So here we are wrapping up 2011. If you believe the TV commercials, movies and all the rest, celebrating the New Year is the best party of the year, one that everyone wants to attend. But surely not everyone can always be in the frame of mind for a party on December 31. I wondered about those who have to cope with a mental illness and those who care for someone with a mental illness. Surely it can’t be easy for them.
So I posed some questions about this to some Menninger clinicians, and thought I’d share their answers with you. Here they are:
What advice would you give someone currently struggling with a mental illness to help them through New Year’s Eve celebrations?
Thomas E. Ellis, PsyD, ABPP: Keep in mind that most New Year’s resolutions are a waste of time and good intentions, because they are too darned hard and doomed to fail. But here’s one worth considering: To spend a little time each day cultivating kindness and compassion toward yourself. Remember the reverse golden rule: Treat yourself as you would hope to treat others. There are lots of ways of doing this, from meditation that focuses on self-nurturing thoughts to engaging in acts of kindness toward yourself. When was the last time you treated yourself to a funny movie?

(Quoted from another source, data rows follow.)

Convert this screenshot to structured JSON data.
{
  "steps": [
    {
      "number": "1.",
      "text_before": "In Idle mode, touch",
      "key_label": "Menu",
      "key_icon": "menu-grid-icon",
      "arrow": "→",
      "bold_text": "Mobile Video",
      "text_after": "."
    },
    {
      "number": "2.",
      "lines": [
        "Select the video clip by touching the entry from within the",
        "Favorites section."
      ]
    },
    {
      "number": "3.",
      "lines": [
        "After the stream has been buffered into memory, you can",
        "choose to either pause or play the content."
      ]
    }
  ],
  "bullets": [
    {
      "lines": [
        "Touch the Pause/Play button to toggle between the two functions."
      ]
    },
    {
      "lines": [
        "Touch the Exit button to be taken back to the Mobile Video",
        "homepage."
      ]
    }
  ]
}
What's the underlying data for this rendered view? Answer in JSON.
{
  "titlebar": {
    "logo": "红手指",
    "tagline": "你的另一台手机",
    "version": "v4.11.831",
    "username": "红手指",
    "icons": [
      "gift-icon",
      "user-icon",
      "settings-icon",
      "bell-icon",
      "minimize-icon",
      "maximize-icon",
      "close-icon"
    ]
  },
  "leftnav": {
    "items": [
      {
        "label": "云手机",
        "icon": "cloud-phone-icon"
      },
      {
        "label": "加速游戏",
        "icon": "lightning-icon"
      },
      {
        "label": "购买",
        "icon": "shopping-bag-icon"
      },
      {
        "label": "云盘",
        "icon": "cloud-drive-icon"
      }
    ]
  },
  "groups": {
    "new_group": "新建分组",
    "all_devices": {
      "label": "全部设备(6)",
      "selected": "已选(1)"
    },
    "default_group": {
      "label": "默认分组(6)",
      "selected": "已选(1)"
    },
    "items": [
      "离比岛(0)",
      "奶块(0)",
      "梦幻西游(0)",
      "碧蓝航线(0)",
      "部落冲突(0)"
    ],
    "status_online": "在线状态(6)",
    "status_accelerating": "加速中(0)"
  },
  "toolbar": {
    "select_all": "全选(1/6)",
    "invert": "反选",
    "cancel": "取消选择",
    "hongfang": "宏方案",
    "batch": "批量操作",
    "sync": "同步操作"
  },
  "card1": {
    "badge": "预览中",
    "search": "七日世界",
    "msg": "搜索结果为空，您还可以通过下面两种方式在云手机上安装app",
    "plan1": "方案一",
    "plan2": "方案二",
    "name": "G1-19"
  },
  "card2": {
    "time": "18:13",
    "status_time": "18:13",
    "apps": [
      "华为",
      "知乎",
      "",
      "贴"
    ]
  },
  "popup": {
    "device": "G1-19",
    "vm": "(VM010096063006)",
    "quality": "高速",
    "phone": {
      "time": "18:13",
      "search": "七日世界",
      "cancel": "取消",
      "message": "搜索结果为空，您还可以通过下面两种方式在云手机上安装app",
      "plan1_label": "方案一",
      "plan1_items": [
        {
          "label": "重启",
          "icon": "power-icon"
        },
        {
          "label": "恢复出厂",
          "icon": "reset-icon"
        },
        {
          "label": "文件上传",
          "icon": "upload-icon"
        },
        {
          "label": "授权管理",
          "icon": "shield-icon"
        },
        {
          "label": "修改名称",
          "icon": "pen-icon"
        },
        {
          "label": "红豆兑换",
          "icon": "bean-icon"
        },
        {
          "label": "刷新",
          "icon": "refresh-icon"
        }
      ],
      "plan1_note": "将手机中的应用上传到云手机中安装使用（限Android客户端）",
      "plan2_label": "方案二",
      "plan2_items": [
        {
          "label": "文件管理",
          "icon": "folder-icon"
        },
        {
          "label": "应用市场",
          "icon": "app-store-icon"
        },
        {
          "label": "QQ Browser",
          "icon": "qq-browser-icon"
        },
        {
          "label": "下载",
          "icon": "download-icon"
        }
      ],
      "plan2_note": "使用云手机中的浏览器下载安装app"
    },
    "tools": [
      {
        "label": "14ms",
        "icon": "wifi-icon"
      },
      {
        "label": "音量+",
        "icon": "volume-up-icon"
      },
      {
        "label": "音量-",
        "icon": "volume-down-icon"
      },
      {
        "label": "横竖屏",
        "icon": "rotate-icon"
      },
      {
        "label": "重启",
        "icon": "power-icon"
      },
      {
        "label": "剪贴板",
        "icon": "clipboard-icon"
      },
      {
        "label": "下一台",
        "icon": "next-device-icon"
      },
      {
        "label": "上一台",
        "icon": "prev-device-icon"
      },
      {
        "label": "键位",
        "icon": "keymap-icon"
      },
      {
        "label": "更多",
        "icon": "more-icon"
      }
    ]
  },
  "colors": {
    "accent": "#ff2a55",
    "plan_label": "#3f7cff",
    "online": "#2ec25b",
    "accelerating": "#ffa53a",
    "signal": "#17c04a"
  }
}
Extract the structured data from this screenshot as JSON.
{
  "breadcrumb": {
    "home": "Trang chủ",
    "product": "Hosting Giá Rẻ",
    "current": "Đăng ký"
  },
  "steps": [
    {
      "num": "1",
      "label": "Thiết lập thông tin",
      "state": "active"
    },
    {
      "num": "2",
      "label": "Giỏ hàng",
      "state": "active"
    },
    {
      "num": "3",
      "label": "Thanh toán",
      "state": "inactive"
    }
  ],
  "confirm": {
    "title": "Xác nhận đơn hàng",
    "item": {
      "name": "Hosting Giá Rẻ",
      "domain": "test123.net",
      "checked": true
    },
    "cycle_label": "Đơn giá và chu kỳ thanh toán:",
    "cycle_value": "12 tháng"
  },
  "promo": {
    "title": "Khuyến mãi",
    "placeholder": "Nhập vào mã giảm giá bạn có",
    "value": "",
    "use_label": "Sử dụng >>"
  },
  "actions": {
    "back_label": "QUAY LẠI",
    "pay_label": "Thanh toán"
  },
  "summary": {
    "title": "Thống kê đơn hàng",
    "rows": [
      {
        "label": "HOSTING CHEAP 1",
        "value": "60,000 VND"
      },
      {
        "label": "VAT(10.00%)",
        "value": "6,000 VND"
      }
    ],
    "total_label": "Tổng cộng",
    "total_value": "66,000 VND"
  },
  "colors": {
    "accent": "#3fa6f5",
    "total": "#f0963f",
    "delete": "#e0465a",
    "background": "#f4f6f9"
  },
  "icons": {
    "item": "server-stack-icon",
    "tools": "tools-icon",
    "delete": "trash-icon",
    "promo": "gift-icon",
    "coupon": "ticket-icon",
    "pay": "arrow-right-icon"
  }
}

Elizabeth C. Cantini, MSN, RN, Professionals in Crisis Program:
- Sometimes a smaller group with warm and close friends can be safer and more rewarding to bring in the New Year.
- Try not to get caught up in the hype and mindset of partying with everyone looking so happy and fulfilled. Everyone has challenges and difficulties to face in life.
- Celebrating New Years can be fun and meaningful with sparkling grape juice and other beverages without ETOH (regardless of what commercials advertise).
- Fun can be within reach while maintaining good judgment and discretion.
- Remember to regulate emotions before, during and after New Year’s.
- Role play before being around friends if social anxiety is an issue.
- Keep in mind that everyone needs friendship and affirmation.
- It is a myth that everyone has to stay up until midnight!
- Call, contact or visit someone less fortunate.
- It’s fun to talk about everyone’s goals and New Year’s resolutions.
Dee Henderson, MSN, RN-BC, Comprehensive Psychiatric and Stabilization Program:
For those struggling with a mental illness, some coping strategies for the New Year’s holiday include:
- Stay close to friends or family that understand.
- Take medications as prescribed.
- Get adequate sleep.
- Relax by listening to favorite music or doing other activities that relax you.
- Make realistic resolutions.
- Allow yourself to grieve losses of this year.
- Don’t dwell on the negative.
- Be gentle with yourself.
Chris B. Webb, CPRP, MT-BC, Rehabilitation Services:
- Refer to your wellness and recovery plan if you have one. If you don’t have one, start one.
- Spend New Year’s Eve with supportive friends and family.
- Spend New Year’s Eve at a place of worship.
- Attend small parties if you are triggered by crowds and loud music/noise.
- Ask how they would like to spend New Year’s Eve that will allow them to enjoy themselves without feeling overwhelmed or triggered.
Frances Fisher, CPRP, MT-BC, Rehabilitation Services: Someone living with a mental illness may view not view the coming of the New Year as a new beginning but rather as just more of the same old struggle. Life is not filled with possibilities; only the hopeless feeling of impossibilities and limitations. These feelings may be exacerbated on a day that is exclusively devoted to the celebration of ringing in this New Year. To this person who is struggling, I would say: Step back from the hype of New Year’s Eve and consider that EVERY day is a new day whether it feels like it or not. Know that recovery from mental illness is real and a possibility for your life.
What advice would you give someone with a friend or family member who has a mental illness to help them through New Year’s Eve?
Chris B. Webb, CPRP, MT-BC:
- Ask them how they would like to celebrate it.
- Ask how they would like to be supported.
- Host a healthy and supportive NYE party with soft drinks, play games, share highlights of the past year or best and worst of the last year and expectations of the New Year.
Dee Henderson, MSN, RN-BC:
For families trying to support a loved one with a mental illness at New Year’s, some strategies include:
- Reach out to those who are alone or vulnerable.
- Encourage honesty in how they are feeling.
- Let them know you truly care about them.
- Support ways of celebrating that are low-key.
- Don’t compare this holiday with previous ones.
- Focus on the positives.
- Allow them to process feelings with you.